The time I can spend following Scientology news is still limited. I do try to keep up with the main news, though, but there is rarely anything I find worth commenting on.

Today, however, I bumped into a piece of news that I found pretty scary.

I just learned that Pekka-Eric Auvinen, responsible for the Jokela school shooting that occurred on 7 November 2007, posted his intent to do it on 4chan, and that he was encouraged in his act by his fellow anons who even cheered him as it happened in direct…

Incredible? Just see for yourself, right on the archived 4chan page.

[Update May 12, 2009: it appears that the initial post is not from Auvinen himself but from "some b/tard (who) saw the news report on TV and pretended to be Pekka-Eric Auvinen". See the comments further down. The time of posting and the time when the shooting started shows this to be right. Furthermore, there were already four casualties six minutes after the initial post was made, which also confirms the assertion that it could not have been posted by Auvinen himself. I leave the post intact otherwise because the questions raised are still food for thought, however, it obviously gives a very different perspective to the circumstances in which that event occurred.]

I am not going to jump on the CoS’ PR line saying Anonymous was behind the shooting.
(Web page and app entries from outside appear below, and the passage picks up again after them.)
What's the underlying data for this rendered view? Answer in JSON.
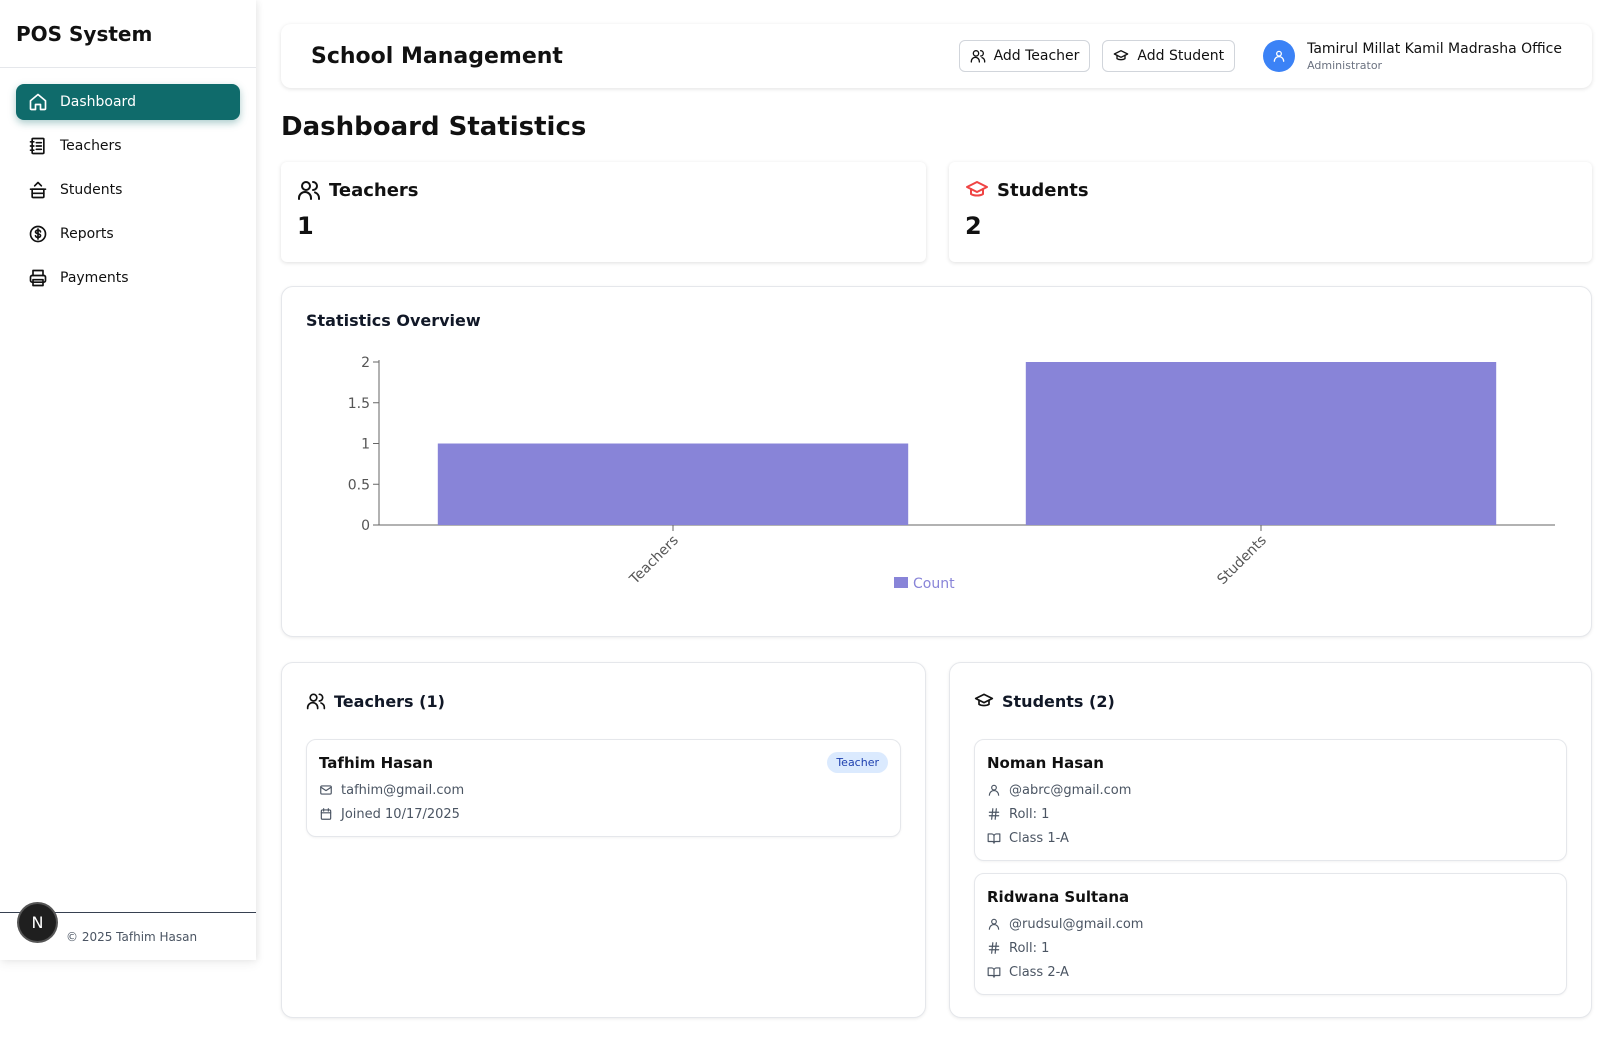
{
  "sidebar": {
    "brand": "POS System",
    "items": [
      {
        "label": "Dashboard",
        "icon": "home-icon",
        "active": true
      },
      {
        "label": "Teachers",
        "icon": "notebook-icon"
      },
      {
        "label": "Students",
        "icon": "basket-icon"
      },
      {
        "label": "Reports",
        "icon": "dollar-circle-icon"
      },
      {
        "label": "Payments",
        "icon": "printer-icon"
      }
    ],
    "footer": "© 2025 Tafhim Hasan",
    "badge": "N"
  },
  "header": {
    "title": "School Management",
    "add_teacher": "Add Teacher",
    "add_student": "Add Student",
    "user_name": "Tamirul Millat Kamil Madrasha Office",
    "user_role": "Administrator"
  },
  "page_title": "Dashboard Statistics",
  "stats": {
    "teachers": {
      "label": "Teachers",
      "value": "1"
    },
    "students": {
      "label": "Students",
      "value": "2"
    }
  },
  "colors": {
    "accent": "#0f6b6b",
    "bar": "#8884d8",
    "avatar": "#3b82f6",
    "students_icon": "#ef4444"
  },
  "chart_title": "Statistics Overview",
  "chart_data": {
    "type": "bar",
    "categories": [
      "Teachers",
      "Students"
    ],
    "series": [
      {
        "name": "Count",
        "values": [
          1,
          2
        ]
      }
    ],
    "yticks": [
      "0",
      "0.5",
      "1",
      "1.5",
      "2"
    ],
    "ylim": [
      0,
      2
    ],
    "legend": "bottom",
    "grid": false
  },
  "teachers_list": {
    "title": "Teachers (1)",
    "items": [
      {
        "name": "Tafhim Hasan",
        "email": "tafhim@gmail.com",
        "joined": "Joined 10/17/2025",
        "tag": "Teacher"
      }
    ]
  },
  "students_list": {
    "title": "Students (2)",
    "items": [
      {
        "name": "Noman Hasan",
        "email": "@abrc@gmail.com",
        "roll": "Roll: 1",
        "class": "Class 1-A"
      },
      {
        "name": "Ridwana Sultana",
        "email": "@rudsul@gmail.com",
        "roll": "Roll: 1",
        "class": "Class 2-A"
      }
    ]
  }
}
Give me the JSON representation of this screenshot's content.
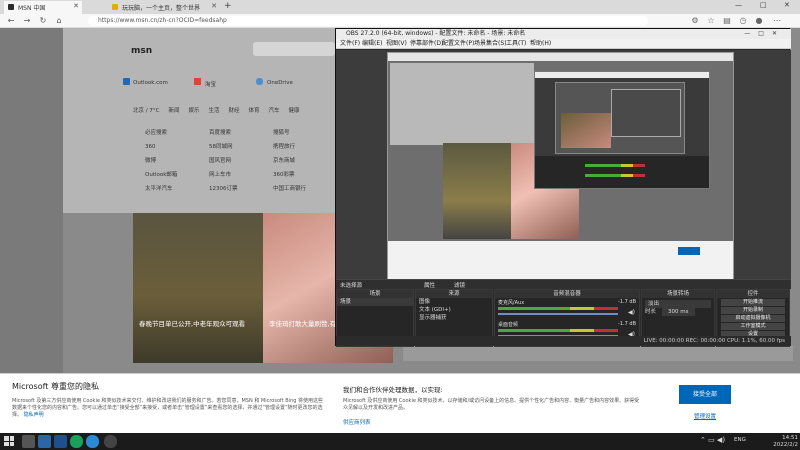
{
  "browser": {
    "tabs": [
      {
        "title": "MSN 中国",
        "color": "#2b2b2b"
      },
      {
        "title": "玩玩脑，一个主页，整个世界",
        "color": "#e0b000"
      }
    ],
    "new_tab": "+",
    "url": "https://www.msn.cn/zh-cn?OCID=feedsahp",
    "window_controls": [
      "—",
      "□",
      "✕"
    ]
  },
  "msn": {
    "logo": "msn",
    "quick_links": [
      "Outlook.com",
      "淘宝",
      "OneDrive"
    ],
    "categories": [
      "北京 / 7°C",
      "新闻",
      "娱乐",
      "生活",
      "财经",
      "体育",
      "汽车",
      "健康"
    ],
    "links": [
      [
        "必应搜索",
        "百度搜索",
        "搜狐号"
      ],
      [
        "360",
        "58同城网",
        "携程旅行"
      ],
      [
        "微博",
        "国风官网",
        "京东商城"
      ],
      [
        "Outlook邮箱",
        "网上车市",
        "360彩票"
      ],
      [
        "太平洋汽车",
        "12306订票",
        "中国工商银行"
      ]
    ],
    "headline1": "春晚节目单已公开,中老年观众可观看",
    "headline2": "李佳琦打歌大量刷赞,有网友爆料"
  },
  "obs": {
    "title": "OBS 27.2.0 (64-bit, windows) - 配置文件: 未命名 - 场景: 未命名",
    "menu": [
      "文件(F)",
      "编辑(E)",
      "视图(V)",
      "停靠部件(D)",
      "配置文件(P)",
      "场景集合(S)",
      "工具(T)",
      "帮助(H)"
    ],
    "no_source": "未选择源",
    "props_label": "属性",
    "filters_label": "滤镜",
    "docks": {
      "scenes": {
        "title": "场景",
        "items": [
          "场景"
        ]
      },
      "sources": {
        "title": "来源",
        "items": [
          "图像",
          "文本 (GDI+)",
          "显示器捕获"
        ]
      },
      "mixer": {
        "title": "音频混音器",
        "items": [
          {
            "name": "麦克风/Aux",
            "db": "-1.7 dB"
          },
          {
            "name": "桌面音频",
            "db": "-1.7 dB"
          }
        ]
      },
      "transitions": {
        "title": "场景转场",
        "fade": "淡出",
        "duration_label": "时长",
        "duration": "300 ms"
      },
      "controls": {
        "title": "控件",
        "buttons": [
          "开始推流",
          "开始录制",
          "启动虚拟摄像机",
          "工作室模式",
          "设置",
          "退出"
        ]
      }
    },
    "status": "LIVE: 00:00:00    REC: 00:00:00    CPU: 1.1%, 60.00 fps"
  },
  "privacy": {
    "title": "Microsoft 尊重您的隐私",
    "body": "Microsoft 及第三方供应商使用 Cookie 和类似技术来交付、维护和改进我们的服务和广告。若您同意，MSN 和 Microsoft Bing 将使用这些数据来个性化您的内容和广告。您可以通过单击“接受全部”来接受，或者单击“管理设置”来查看您的选择，并通过“管理设置”随时更改您的选择。",
    "more": "隐私声明",
    "title2": "我们和合作伙伴处理数据，以实现:",
    "body2": "Microsoft 及供应商使用 Cookie 和类似技术，以存储和/或访问设备上的信息、提供个性化广告和内容、衡量广告和内容效果、获得受众见解以及开发和改进产品。",
    "link2": "供应商列表",
    "accept": "接受全部",
    "manage": "管理设置"
  },
  "taskbar": {
    "ime": "ENG",
    "time": "14:51",
    "date": "2022/2/2"
  }
}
There is not enough evidence showing that anonymous can be held responsible for his act, and nuts come in all shades in various groups.

However, it is quite a shocking revelation, and it does raise several questions.

There may be a humorous factor behind the fact that anonymous derides everything and engages in crazy verbal and net behavior, as they do on their Encyclopedia Dramatica, but at which point can this become an excuse to actually engage in actual crazy physical behavior? What prevents nuts to physically act in the name of anonymous, and what prevents other nuts to cheer him online as it happens, as seems to have been the case in this tragedy? At which point can anons cross the line between referring to black people as “niggers”, as they do in the name of questioning everything that has become accepted, and actually engaging in racist and/or criminal acts?

What would have happened if instead of writing
“hey /b/ i'm going to kill people at jokela high school today in the name of anonymous”
Auvinen would have written
“hey thetans i'm going to kill people at jokela high school today in the name of Scientology”?
In which way popular concepts among anonymous (being anonymous, deriding everything, indulging in various pranks) helped to trigger that crazy act? Which philosophy is the most likely to trigger it? That of Scientology or that of Anonymous?

By all means, as I said, that news came as a quite shocking discovery for me, and really got me thinking further on that issue. As if this tragedy was not devastating on its own, the fact that is has been announced in the chan, encouraged, followed, and cheered by his peers online as it happened in real life adds an absolutely creepy dimension to it. This all certainly makes the above questions legitimate.

PS - The New York Times published an outstanding article about Anonymous last August. It is a first-hand researched article where the author actually lived with the major hackers and channers for days to get into the whole scene.